N.W., Suite 600, Washington, D.C. 20006-1809.
FEDERAL COMMUNICATIONS COMMISSION
Magalie Roman Salas
1 18 U.S.C. § 1464 provides: ``Whoever utters any obscene,
indecent, or profane language by means of radio communication
shall be fined under this title or imprisoned not more than
two years, or both.''
2 Amendment of Part 1 - Forfeiture Guidelines, 12 FCC Rcd
17087 (1997), recon. denied, FCC 99-407, released December 28,
Indecent material is that, which, in context, depicts or
describes, in terms patently offensive as measured by
contemporary community standards for the broadcast medium,
sexual or excretory activities or organs. See Infinity
Broadcasting Corporation of Pennsylvania, 2 FCC Rcd 2705
4 See Public Notice, 2 FCC Rcd 2726 (1987).

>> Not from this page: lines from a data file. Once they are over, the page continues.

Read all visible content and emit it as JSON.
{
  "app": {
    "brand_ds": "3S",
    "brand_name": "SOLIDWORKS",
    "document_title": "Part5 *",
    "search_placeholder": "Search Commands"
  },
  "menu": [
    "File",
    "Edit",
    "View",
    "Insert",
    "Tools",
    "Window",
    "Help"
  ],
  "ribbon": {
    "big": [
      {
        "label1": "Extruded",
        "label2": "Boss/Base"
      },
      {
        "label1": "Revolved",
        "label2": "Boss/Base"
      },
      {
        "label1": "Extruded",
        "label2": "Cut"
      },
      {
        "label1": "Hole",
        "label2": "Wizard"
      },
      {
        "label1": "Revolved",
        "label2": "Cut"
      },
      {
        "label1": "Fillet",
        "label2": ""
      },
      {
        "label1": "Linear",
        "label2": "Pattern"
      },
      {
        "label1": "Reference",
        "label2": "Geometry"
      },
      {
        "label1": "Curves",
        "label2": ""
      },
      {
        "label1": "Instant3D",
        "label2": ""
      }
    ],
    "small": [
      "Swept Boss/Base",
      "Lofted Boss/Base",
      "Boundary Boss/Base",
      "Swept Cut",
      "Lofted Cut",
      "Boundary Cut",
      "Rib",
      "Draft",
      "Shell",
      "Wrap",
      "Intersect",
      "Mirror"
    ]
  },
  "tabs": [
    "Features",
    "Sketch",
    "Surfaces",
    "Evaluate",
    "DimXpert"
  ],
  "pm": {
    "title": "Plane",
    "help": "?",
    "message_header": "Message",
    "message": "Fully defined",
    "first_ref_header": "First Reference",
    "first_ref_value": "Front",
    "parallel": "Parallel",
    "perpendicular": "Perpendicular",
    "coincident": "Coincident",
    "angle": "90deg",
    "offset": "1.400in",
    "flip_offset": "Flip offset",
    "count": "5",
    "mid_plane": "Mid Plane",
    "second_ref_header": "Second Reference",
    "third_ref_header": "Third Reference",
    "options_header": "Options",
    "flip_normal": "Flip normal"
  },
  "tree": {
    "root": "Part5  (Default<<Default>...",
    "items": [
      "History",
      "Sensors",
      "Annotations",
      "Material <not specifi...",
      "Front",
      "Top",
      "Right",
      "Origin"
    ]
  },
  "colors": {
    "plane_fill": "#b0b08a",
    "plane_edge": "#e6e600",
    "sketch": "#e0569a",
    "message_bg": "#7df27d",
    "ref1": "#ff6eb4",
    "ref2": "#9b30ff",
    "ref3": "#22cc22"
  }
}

E.g., Infinity Broadcasting Corporation, 9 FCC Rcd 6442
(1994); The Rusk Corporation, 8 FCC Rcd 3228 (1993); Pacifica
and Southern Company, Inc., (KSD-FM), 6 FCC Rcd 3689 (MMB
1990); Great American Television (WFBQ(FM)), 6 FCC Rcd 3692
(MMB 1990); Legacy Broadcasting of Detroit, Inc. (WLLZ-FM), 6
FCC Rcd 3698 (MMB 1989).
3 FCC Rcd at 931-32.
7 In furtherance of its point, the licensee lists more than
35 sexually-oriented topics that have been broadcast on
television between 1991 and the present. The licensee also
contends that Neil Rogers has been a fixture in Miami radio
for over 20 years, and it asserts that he is ``easily the most
popular local radio figure in Miami.'' The licensee further
observes that Mr. Rogers' popularity in Miami should be
contrasted with the relative dearth of listener complaints
about his show. With respect to the assertion that sexually-
oriented topics have frequently appeared on television, we
note that discussions of sexual matters or relationships is
not now and never has been per se prohibited. What is subject
to sanction is the broadcast of indecent material. As to the
latter assertions, we find it sufficient to observe that a
show's general popularity cannot insulate it from a
determination that certain material it broadcast was indecent.
8 Infinity, 3 FCC Rcd at 933.
Payment of the forfeiture may be made by credit card
through the Commission's Credit and Debt Management Center at
(202) 418-1995 or by mailing a check or similar instrument,
payable to the order of the Federal Communications Commission,
to the Federal Communications Commission, P.O. Box 73482,
Chicago, Illinois 60673-7482. The payment should note the
file number referenced above.